The East Lansing City Council further discussed its preliminary fiscal year 2021 budget Tuesday, highlighting areas of concern and initial considerations for its COVID-19 response.
City Manager George Lahanas said there is significant concern over state shared revenue and areas were the city is receiving less, particularly in the parks and recreation and parking departments.
As these challenges are being considered, Lahanas said they have been looking internally to control costs by prioritizing capital projects and reducing staff.
In doing so, Lahanas proposed participation in the Michigan Work Share program, which would give the city an opportunity to retain employees with a reduction of hours to save on staff costs and to continue service.
For June and July, he said, there would be a reduction in staff and some outward facing departments would have a modest reduction in hours with City Hall open up to four days a week. Building staff would likewise be on reduced schedules, providing for greater social distancing and allowing for staff available to backfill positions in case of an exposure to the virus in the workplace.
Employers can file applications for the state program online on behalf of the employees.
Employees would collect partial unemployment benefits to make up for a portion of the lost wages as well as additional federal funding through the coronavirus relief bill. All benefits would remain intact provided by the employer.
“You have to act early," Lahanas said. "The longer you wait, the longer you delay, the worse (of a) situation you get and then the more drastic action you have to take to solve problems. So, taking this action early on … I think it’s a responsible thing to do."
Prior to COVID-19, the proposed parking funds budget was projected at $5,146,085. The Parking Task Force supported a grace period increase from 5 to 15 minutes.
Planning, Building and Development Director Thomas Fehrenbach said new concerns have been raised with limited revenue coming in while gated facilities are closed. With many students back at their permanent residences, resulting in a low demand for monthly permits and continued structural costs, he said there is a significant monthly revenue loss and an uncertain end.

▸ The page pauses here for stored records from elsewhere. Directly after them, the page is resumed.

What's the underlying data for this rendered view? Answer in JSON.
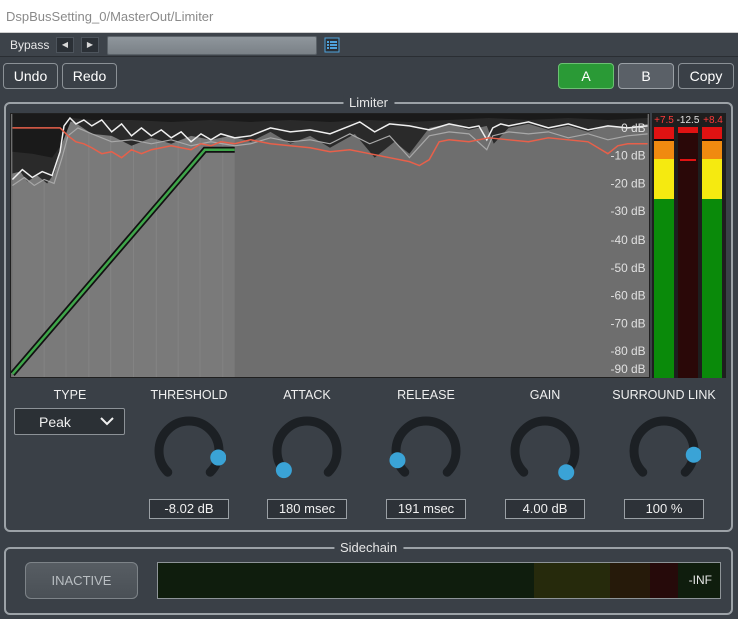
{
  "window": {
    "title": "DspBusSetting_0/MasterOut/Limiter"
  },
  "bypass": {
    "label": "Bypass"
  },
  "toolbar": {
    "undo": "Undo",
    "redo": "Redo",
    "a": "A",
    "b": "B",
    "copy": "Copy"
  },
  "limiter": {
    "title": "Limiter",
    "db_scale": [
      "0 dB",
      "-10 dB",
      "-20 dB",
      "-30 dB",
      "-40 dB",
      "-50 dB",
      "-60 dB",
      "-70 dB",
      "-80 dB",
      "-90 dB"
    ],
    "meters": {
      "peaks": [
        "+7.5",
        "-12.5",
        "+8.4"
      ]
    }
  },
  "controls": {
    "type": {
      "label": "TYPE",
      "value": "Peak"
    },
    "threshold": {
      "label": "THRESHOLD",
      "value": "-8.02 dB",
      "level": 0.88
    },
    "attack": {
      "label": "ATTACK",
      "value": "180 msec",
      "level": 0.02
    },
    "release": {
      "label": "RELEASE",
      "value": "191 msec",
      "level": 0.1
    },
    "gain": {
      "label": "GAIN",
      "value": "4.00 dB",
      "level": 1.0
    },
    "surround_link": {
      "label": "SURROUND LINK",
      "value": "100 %",
      "level": 0.86
    }
  },
  "sidechain": {
    "title": "Sidechain",
    "button": "INACTIVE",
    "readout": "-INF"
  },
  "colors": {
    "accent_green": "#2a9a36",
    "knob_dot": "#3aa3d6",
    "curve_green": "#3fa64a",
    "reduction_red": "#e8604a",
    "meter_red": "#e01212",
    "meter_orange": "#f08a10",
    "meter_yellow": "#f5ea10",
    "meter_green": "#0a8a0a"
  }
}
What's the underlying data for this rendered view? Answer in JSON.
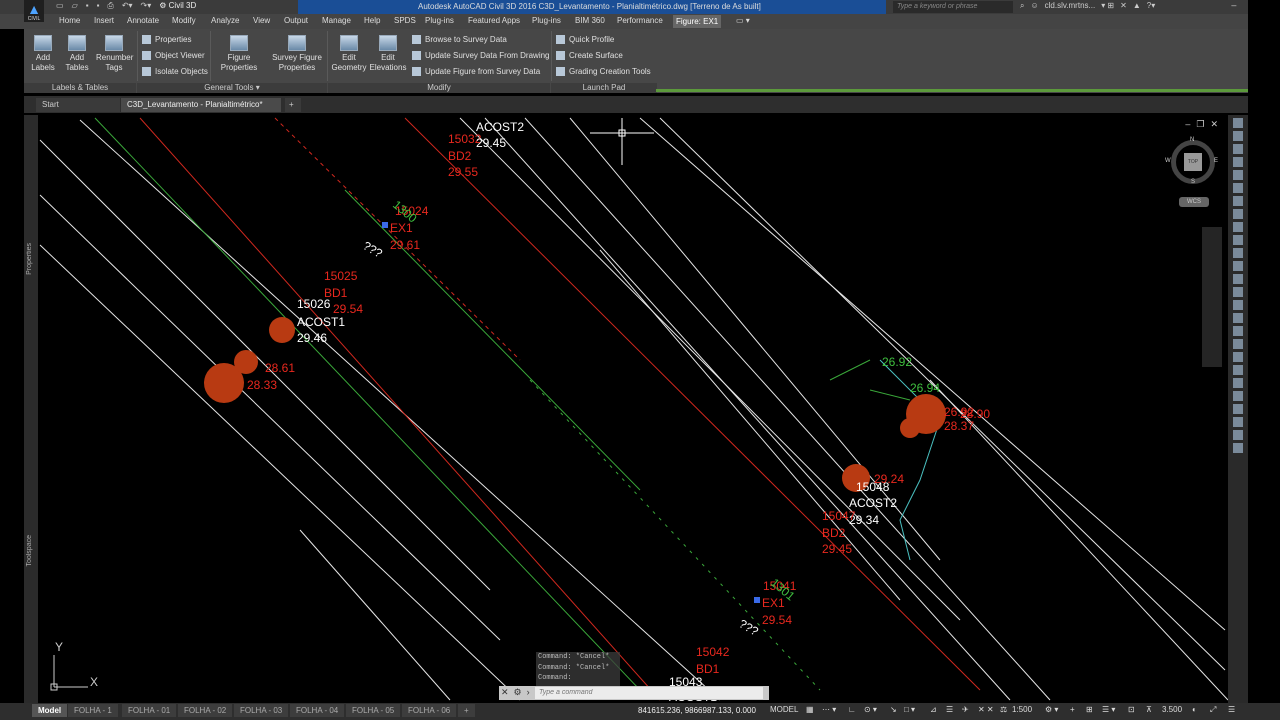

Initial considerations for the COVID-19 response include deferring capital projects, parking master plan updates, back-office software integrations and reconsidering agreements with the university.
East Lansing Mayor Ruth Beier said she would support keeping parking free for longer to stimulate downtown businesses.
“We don’t want people to have to worry about parking at least as we’re trying to get the restaurants and businesses open again,” Beier said.
According to Lahanas, there have been discussions to maintain free parking through the month of June, though Council member Jessy Gregg said she does not see that being long enough.
“I am currently operating downtown and even with the gates up on the parking garage, my customers are still complaining about parking … There is just a general resistance and resentment towards the parking structures and especially during this recovery period we have got to remove that barrier to business,” Gregg said. “I’ve got a front row seat for just how bad it is downtown, and it’s pretty bad.”
Last summer, the city piloted free, 30-minute parking in July aimed at stimulating downtown businesses near construction projects.
Director of Public Works Scott House said major impacts from COVID-19 include delays on the non-motorized plan due to a lack of participants for input and expected decreases in road funding, or Act 51 revenues with fewer people driving.
The solid waste fund, including curbside pick-up of trash and recycling, House said, has faced closures, cancellation of services and delays. Among these, the drop-off center for recycling has been closed to reduce staff demand.
Construction and the opening of the Lansing Material Recovery Facility has been delayed and the planned Recycle East Lansing event has been canceled.
A 4.7% rate increase equating to about $1.69 per month in the water fund is projected for the 2021 budget. A reduced population in the city has likewise led to revenue decreases.
Due to COVID-19, the city has discontinued water turn-offs and limited activity that would disrupt water supply to homes and/or require entry.
Also at the meeting, council members discussed the consideration of expanded outdoor seating and the potential sale and possession of alcohol. As written, the plan calls for concrete tables creating a dining area with tables spaced at a distance.
Although the actual service of alcohol in the area will take additional research and consideration, Fehrenbach said allowing the consumption of packaged alcohol purchased from local restaurants may be determined by the City Council.
Ordinance language would currently allow alcohol within the barricaded area if purchased from a restaurant near the open-air dining area with a food order.
This raised concern among some council members as issues may arise in attempting to police such actions.
Councilmember Lisa Babcock said under the Sobriety Court program, participants are not allowed in places where alcohol is served without prior permission of the judge, so this presents the risk of restricting these individuals indefinitely from the expanded dining areas.
“The idea is to support people purchasing food and alcohol from the restaurants … We’re trying to ease people into the idea of getting back to the restaurants and supporting the restaurants,” Lahanas said.